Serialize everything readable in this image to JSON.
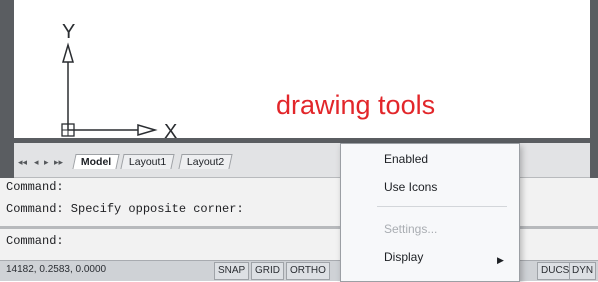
{
  "drawing": {
    "y_axis_label": "Y",
    "x_axis_label": "X",
    "annotation": "drawing tools"
  },
  "layout_tabs": {
    "nav": [
      "◂◂",
      "◂",
      "▸",
      "▸▸"
    ],
    "tabs": [
      "Model",
      "Layout1",
      "Layout2"
    ],
    "active": "Model"
  },
  "command_window": {
    "lines": [
      "Command:",
      "Command: Specify opposite corner:",
      "Command:"
    ]
  },
  "context_menu": {
    "items": [
      "Enabled",
      "Use Icons",
      "Settings...",
      "Display"
    ],
    "disabled": [
      "Settings..."
    ]
  },
  "status_bar": {
    "coordinates": "14182, 0.2583, 0.0000",
    "buttons": [
      "SNAP",
      "GRID",
      "ORTHO",
      "DUCS",
      "DYN"
    ]
  },
  "colors": {
    "annotation": "#e2262a",
    "frame": "#5a5d61"
  }
}
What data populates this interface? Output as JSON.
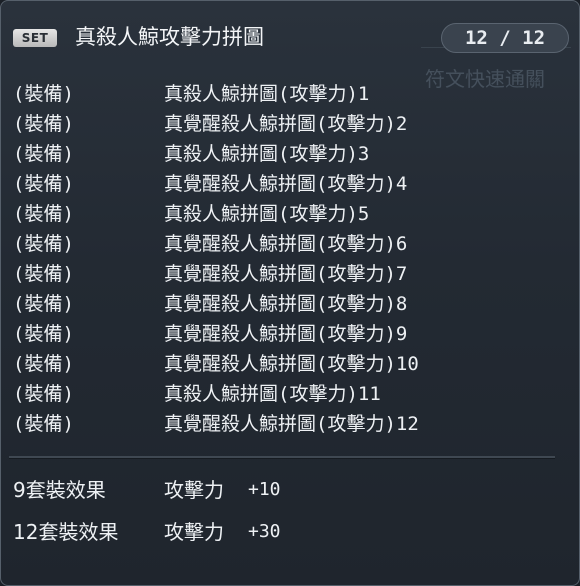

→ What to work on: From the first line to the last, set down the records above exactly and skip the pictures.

→ Response area:
Serialize everything readable in this image to JSON.
{
  "drawing": {
    "y_axis_label": "Y",
    "x_axis_label": "X",
    "annotation": "drawing tools"
  },
  "layout_tabs": {
    "nav": [
      "◂◂",
      "◂",
      "▸",
      "▸▸"
    ],
    "tabs": [
      "Model",
      "Layout1",
      "Layout2"
    ],
    "active": "Model"
  },
  "command_window": {
    "lines": [
      "Command:",
      "Command: Specify opposite corner:",
      "Command:"
    ]
  },
  "context_menu": {
    "items": [
      "Enabled",
      "Use Icons",
      "Settings...",
      "Display"
    ],
    "disabled": [
      "Settings..."
    ]
  },
  "status_bar": {
    "coordinates": "14182, 0.2583, 0.0000",
    "buttons": [
      "SNAP",
      "GRID",
      "ORTHO",
      "DUCS",
      "DYN"
    ]
  },
  "colors": {
    "annotation": "#e2262a",
    "frame": "#5a5d61"
  }
}
What data populates this interface? Output as JSON.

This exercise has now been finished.